I would think North Plainfield would be a better match logistically. And then we could have highway frontage, HA!

In Omaha, the City was suffering from a dwindling tax base as residents moved into the surrounding suburbs. So the City conquered them, they literary took over some of the suburbs. These acquisitions survived when challenged in the Nebraska Supreme Court.

We could give it a try with Fanwood, ya know, start small. I'm in if anyone else is!

Jim Spear

Bob said...

This would save a fortune for everyone and perhaps help the Plainfield school system become more than the poor, uneducated relative it is now, compared to surrounding school districts. We would need to get past the people from Scotch Plains and Fanwood who look down their noses at Plainfield, and that will be a big job.

Bob Bolmer

Jim Pivnichny said...

Dan,
Do you seriously think that the residents of Fanwood and Scotch Plains would want to share any services, let alone merge, with Plainfield? Not if they have anything to say about it. I doubt that they can overcome the problems of merging with each other. In NJ, local rule rules.
Jim
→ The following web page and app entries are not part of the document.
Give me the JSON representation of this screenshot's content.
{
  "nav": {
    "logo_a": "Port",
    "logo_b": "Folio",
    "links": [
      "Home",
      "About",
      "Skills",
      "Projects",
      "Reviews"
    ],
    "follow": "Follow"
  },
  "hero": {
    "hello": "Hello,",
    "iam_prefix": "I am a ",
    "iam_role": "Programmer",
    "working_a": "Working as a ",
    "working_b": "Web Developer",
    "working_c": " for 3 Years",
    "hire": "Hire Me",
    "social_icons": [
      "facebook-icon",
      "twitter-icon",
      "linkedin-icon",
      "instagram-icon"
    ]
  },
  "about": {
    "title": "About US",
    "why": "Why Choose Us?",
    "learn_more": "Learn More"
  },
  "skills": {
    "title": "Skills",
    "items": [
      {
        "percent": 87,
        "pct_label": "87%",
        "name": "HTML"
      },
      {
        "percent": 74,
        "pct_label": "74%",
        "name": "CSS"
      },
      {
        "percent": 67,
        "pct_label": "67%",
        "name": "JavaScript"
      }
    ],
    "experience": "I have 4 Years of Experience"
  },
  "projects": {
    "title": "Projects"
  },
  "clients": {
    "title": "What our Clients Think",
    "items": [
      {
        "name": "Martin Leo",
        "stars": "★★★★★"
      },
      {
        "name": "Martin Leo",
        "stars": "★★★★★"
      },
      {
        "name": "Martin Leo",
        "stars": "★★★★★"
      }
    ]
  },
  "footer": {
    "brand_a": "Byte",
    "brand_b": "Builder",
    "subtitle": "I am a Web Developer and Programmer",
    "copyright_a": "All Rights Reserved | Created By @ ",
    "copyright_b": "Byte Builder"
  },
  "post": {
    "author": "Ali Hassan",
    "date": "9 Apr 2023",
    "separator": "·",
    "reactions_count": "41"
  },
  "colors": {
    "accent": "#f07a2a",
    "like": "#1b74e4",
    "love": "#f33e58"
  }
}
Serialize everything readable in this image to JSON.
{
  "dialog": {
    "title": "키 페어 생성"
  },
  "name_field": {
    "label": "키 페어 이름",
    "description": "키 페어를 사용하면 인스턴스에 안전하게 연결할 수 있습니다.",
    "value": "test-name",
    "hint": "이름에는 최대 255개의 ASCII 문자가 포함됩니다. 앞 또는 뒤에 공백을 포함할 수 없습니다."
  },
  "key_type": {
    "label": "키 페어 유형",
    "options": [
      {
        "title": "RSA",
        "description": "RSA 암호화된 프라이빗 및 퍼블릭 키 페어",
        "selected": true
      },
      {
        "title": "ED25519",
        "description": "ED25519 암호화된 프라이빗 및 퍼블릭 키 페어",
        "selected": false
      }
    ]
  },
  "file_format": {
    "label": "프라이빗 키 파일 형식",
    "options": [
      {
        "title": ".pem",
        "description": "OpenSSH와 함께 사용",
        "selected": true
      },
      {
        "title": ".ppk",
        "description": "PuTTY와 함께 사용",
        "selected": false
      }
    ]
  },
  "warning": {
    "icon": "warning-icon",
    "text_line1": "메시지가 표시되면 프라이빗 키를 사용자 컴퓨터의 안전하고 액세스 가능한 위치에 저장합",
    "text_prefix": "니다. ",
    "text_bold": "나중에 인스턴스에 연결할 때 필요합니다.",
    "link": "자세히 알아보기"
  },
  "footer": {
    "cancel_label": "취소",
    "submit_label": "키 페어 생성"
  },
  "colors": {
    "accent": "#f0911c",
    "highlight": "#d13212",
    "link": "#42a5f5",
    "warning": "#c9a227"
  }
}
Anonymous said...

In Texas,there is a practice of annexing the communities which are near,for example, Houston. It may be an idea worth exploring.

Anonymous said...

Unfortunately, I think the surrounding towns would fight tooth and nail to be merged with Plainfield.

We have far more problems than they, failing leadership.

Can you image the political fight that would ensure??

They would see their property values crash as their good school systems get merged with our currently horrible, failing school system.

No way would any of those towns want our politicians at the helm, running what goes on in their neck of the woods.

It's unfortunate. If our leaders REALLY tackled our issues, showed REAL leadership (not just politics as usual), if the school system was showing REAL strides to clean up their act -- maybe the other towns would consider it.

Anonymous said...

There are some problems with your idea, and the comments: North Plainfield is in a different county; and Fanwood and Scotch Plains have a school system that actually makes an attempt to educate their students. No taxpayers in their minds from either town would want to share anything with Plainfield.

Stephen

Taiwan Brown said...

Merge with Plainfield?

I bet they would RIOT to avoid this.